Please remember to leave Carol a message when you add your blog to the list.

Monday, June 4, 2012

An Herb Garden grows Upward in a Triolife Planter

Lucky winner in Garden Rant's giveaway, we have assembled the Triolife cedar planter and made an herb garden, all in one day.

The instructions said to point one of the corners north and leave room to move around. I placed mine in a SE corner beside the back door near the heat pump which will not interfere. In our climate, even sun lovers need afternoon shade.

Assembly was easy. There are only a handful of parts: three uprights that form a stair-step to hold the 3 shelves. There is a triangular core piece with pegs that fit into predrilled holes in the uprights. A base piece forms the bottom as it fits into the bottom shelf. The only modification we made was to put three countersunk screws into the core piece through the upright pieces. That might not be necessary but it's the way we assemble things.

Everything for the herb garden was already here. I have basil seeds that were never planted. I might sprinkle in a few of these when the violas fade. I had 2 thyme plants rooted over the winter that were in a bed with Daturas -- not a good idea. I lifted them. Four oregano plants that I put into the pots where violas faded were also rescued for this project. A clump of parsley was lifted from one of the butterfly host beds. It promptly wilted but I think it will stand up by tomorrow.

Super Bush tomato cuttings that I rooted when wind broke one of my tomato plants were ready at just the right time to put into the top tier as suggested.  Their roots can go right down the center core of soil all the way to the bottom.

Making the planting hole near the center core insures the roots can go straight down.

The instructions suggested putting landscape cloth in the bottom to keep soil from sifting out the bottom slats. We used fiberglass screen because that's what we had.

Planted and watered.

In addition to thyme, oregano and tomatoes, there are 2 Parsley plants, and a rooted rosemary cutting and chives grown from seed on the back side.

Tucked here and there are tiny lettuces from my lettuce project and some violas that seeded themselves into the lettuce boxes. Even a volunteer alyssum from the lettuce boxes, too.

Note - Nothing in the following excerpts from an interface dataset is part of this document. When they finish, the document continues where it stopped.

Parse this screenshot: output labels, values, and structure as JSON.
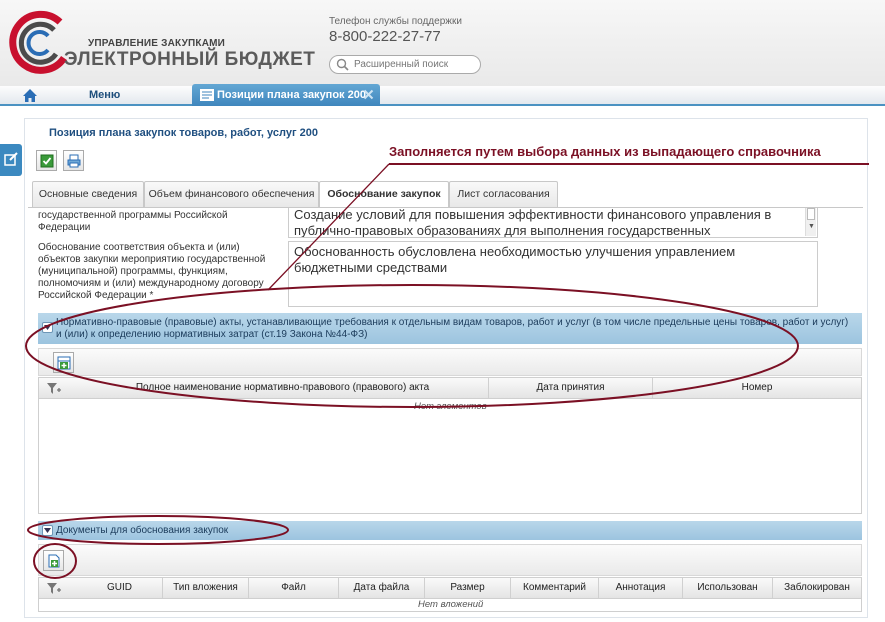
{
  "header": {
    "brand_sub": "УПРАВЛЕНИЕ ЗАКУПКАМИ",
    "brand_main": "ЭЛЕКТРОННЫЙ БЮДЖЕТ",
    "support_label": "Телефон службы поддержки",
    "support_phone": "8-800-222-27-77",
    "search_placeholder": "Расширенный поиск"
  },
  "nav": {
    "menu_label": "Меню",
    "active_tab": "Позиции плана закупок 200"
  },
  "page": {
    "title": "Позиция плана закупок товаров, работ, услуг 200"
  },
  "annotation": {
    "text": "Заполняется путем выбора данных из выпадающего справочника"
  },
  "tabs": [
    {
      "label": "Основные сведения"
    },
    {
      "label": "Объем финансового обеспечения"
    },
    {
      "label": "Обоснование закупок"
    },
    {
      "label": "Лист согласования"
    }
  ],
  "form": {
    "field1_label": "государственной программы Российской Федерации",
    "field1_value": "Создание условий для повышения эффективности финансового управления в публично-правовых образованиях для выполнения государственных",
    "field2_label": "Обоснование соответствия объекта и (или) объектов закупки мероприятию государственной (муниципальной) программы, функциям, полномочиям и (или) международному договору Российской Федерации *",
    "field2_value": "Обоснованность обусловлена необходимостью улучшения управлением бюджетными средствами"
  },
  "section1": {
    "title": "Нормативно-правовые (правовые) акты, устанавливающие требования к отдельным видам товаров, работ и услуг (в том числе предельные цены товаров, работ и услуг) и (или) к определению нормативных затрат (ст.19 Закона №44-ФЗ)",
    "columns": [
      "Полное наименование нормативно-правового (правового) акта",
      "Дата принятия",
      "Номер"
    ],
    "empty": "Нет элементов"
  },
  "section2": {
    "title": "Документы для обоснования закупок",
    "columns": [
      "GUID",
      "Тип вложения",
      "Файл",
      "Дата файла",
      "Размер",
      "Комментарий",
      "Аннотация",
      "Использован",
      "Заблокирован"
    ],
    "empty": "Нет вложений"
  },
  "colors": {
    "accent": "#3f86bd",
    "annotation": "#7b1024",
    "section_bar": "#9cc4df"
  }
}
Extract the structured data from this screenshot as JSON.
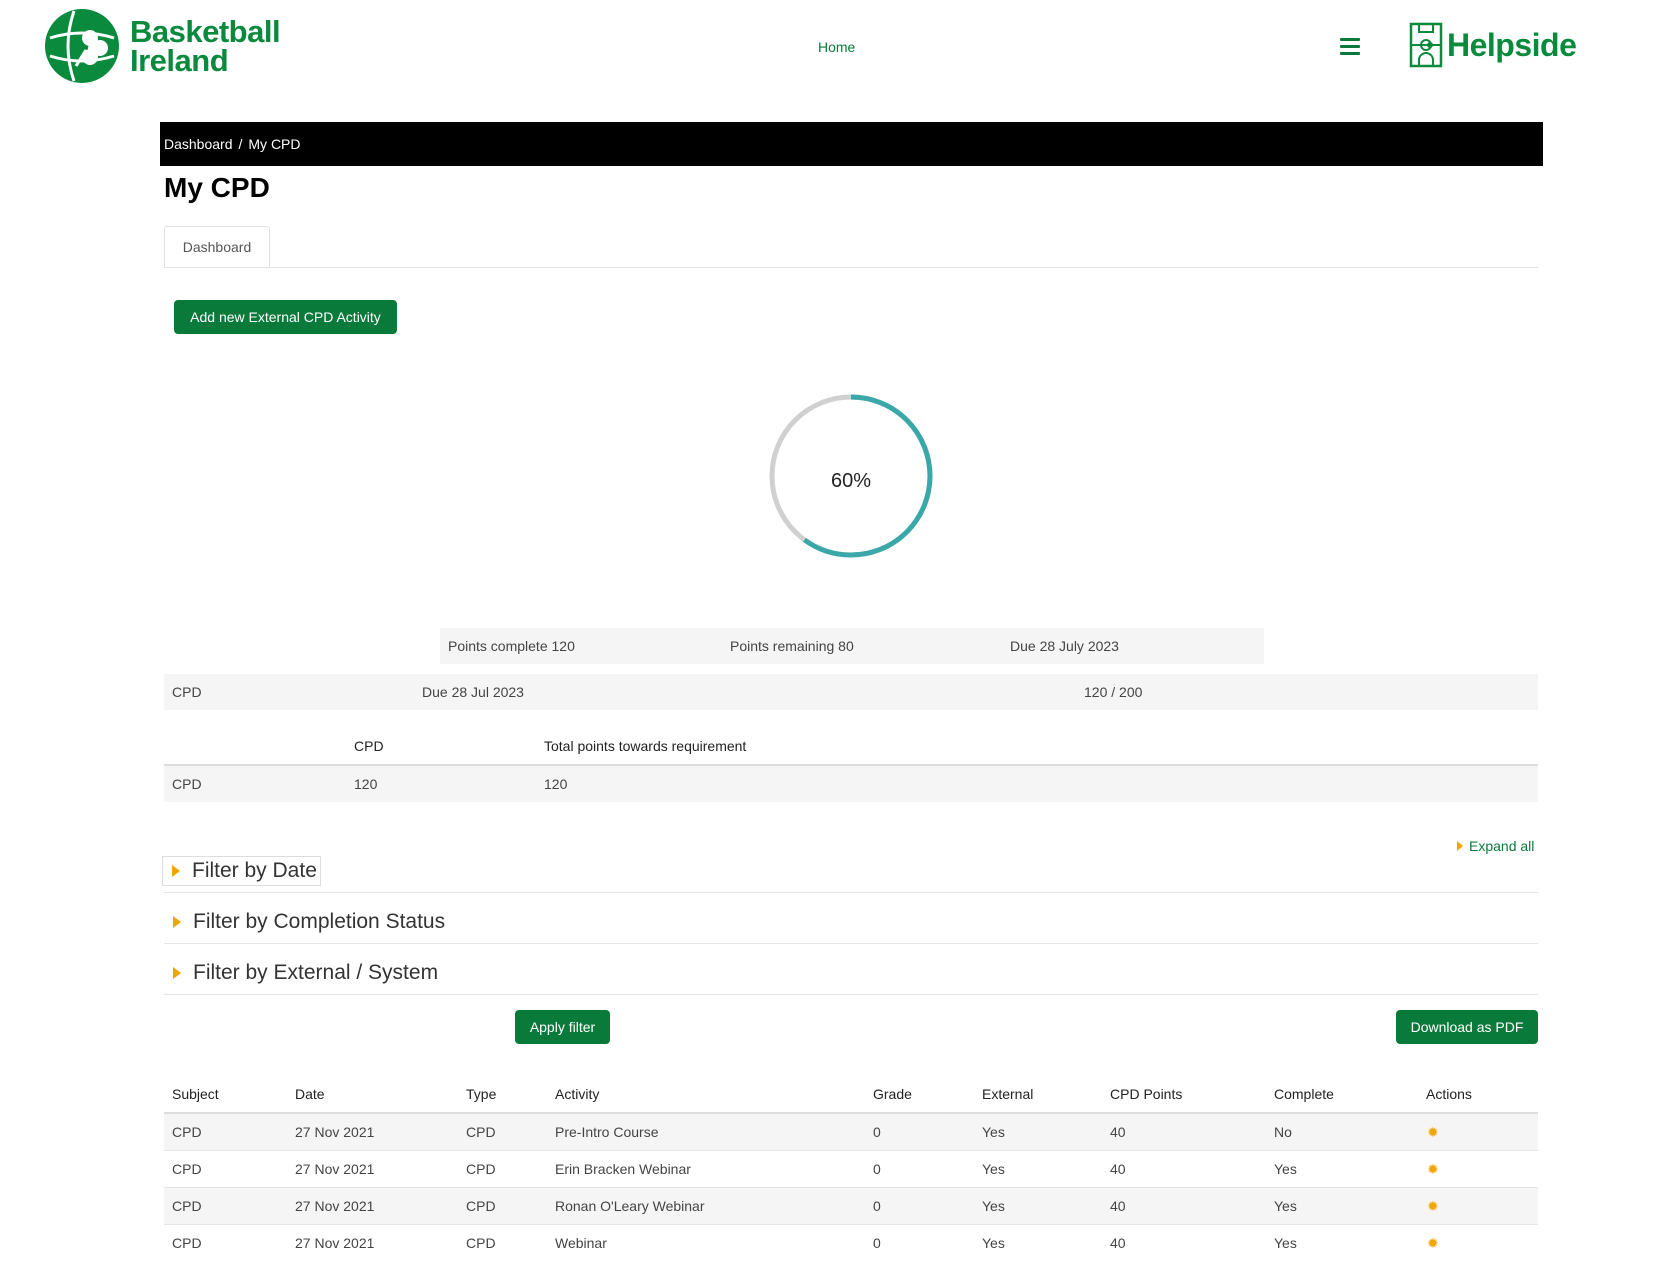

It's exciting to be a winner. I did nothing to receive this gift except to comment on Amy's post with how I'd plant it if a winner. I was not required to make any comments or endorsements. Ben of Eartheasy, who supplied the planter for the contest did ask that I share photos when I finished planting which of course I am delighted to do.

Some of my previous herb garden adventures can be seen Here. Do you grow herbs?

Friday, June 1, 2012

First Views in June 2012

First June Views from the Upper Garden where Hydrangeas are at their peak, Lilies are in bloom and other delights are to be found.

Orania Orienpet Lilies

Kniphofia are blooming with Black eyed Susans and other summer favorites like
Lantana and Purple Heart.

Bird of Paradise and Ferns; Curcuma gingers are just coing up to the right.
Shell gingers to the left. I still have hopes for Shell ginger and Stretlizia blossoms this year.

Rudbeckias self-plant everywhere.
Here they act as annuals. I pull them when they pass their prime.

We are still enjoying the fragrance of Gardenias.
Butterflies are still enjoying the blooms of the Vitex tree in
the distance and they'll soon have Duranta and Tithonia
blooming in the front garden on which to nectar.

June came early this year, which means we'll have flowers in
early June that usually bloom in July. Tecoma stans is
blooming in the Fiesta bed and Pride of Barbados has
fat buds. I still have P of B seedlings to plant out.

Such a busy time of year, so much heat.

What's June like at your place?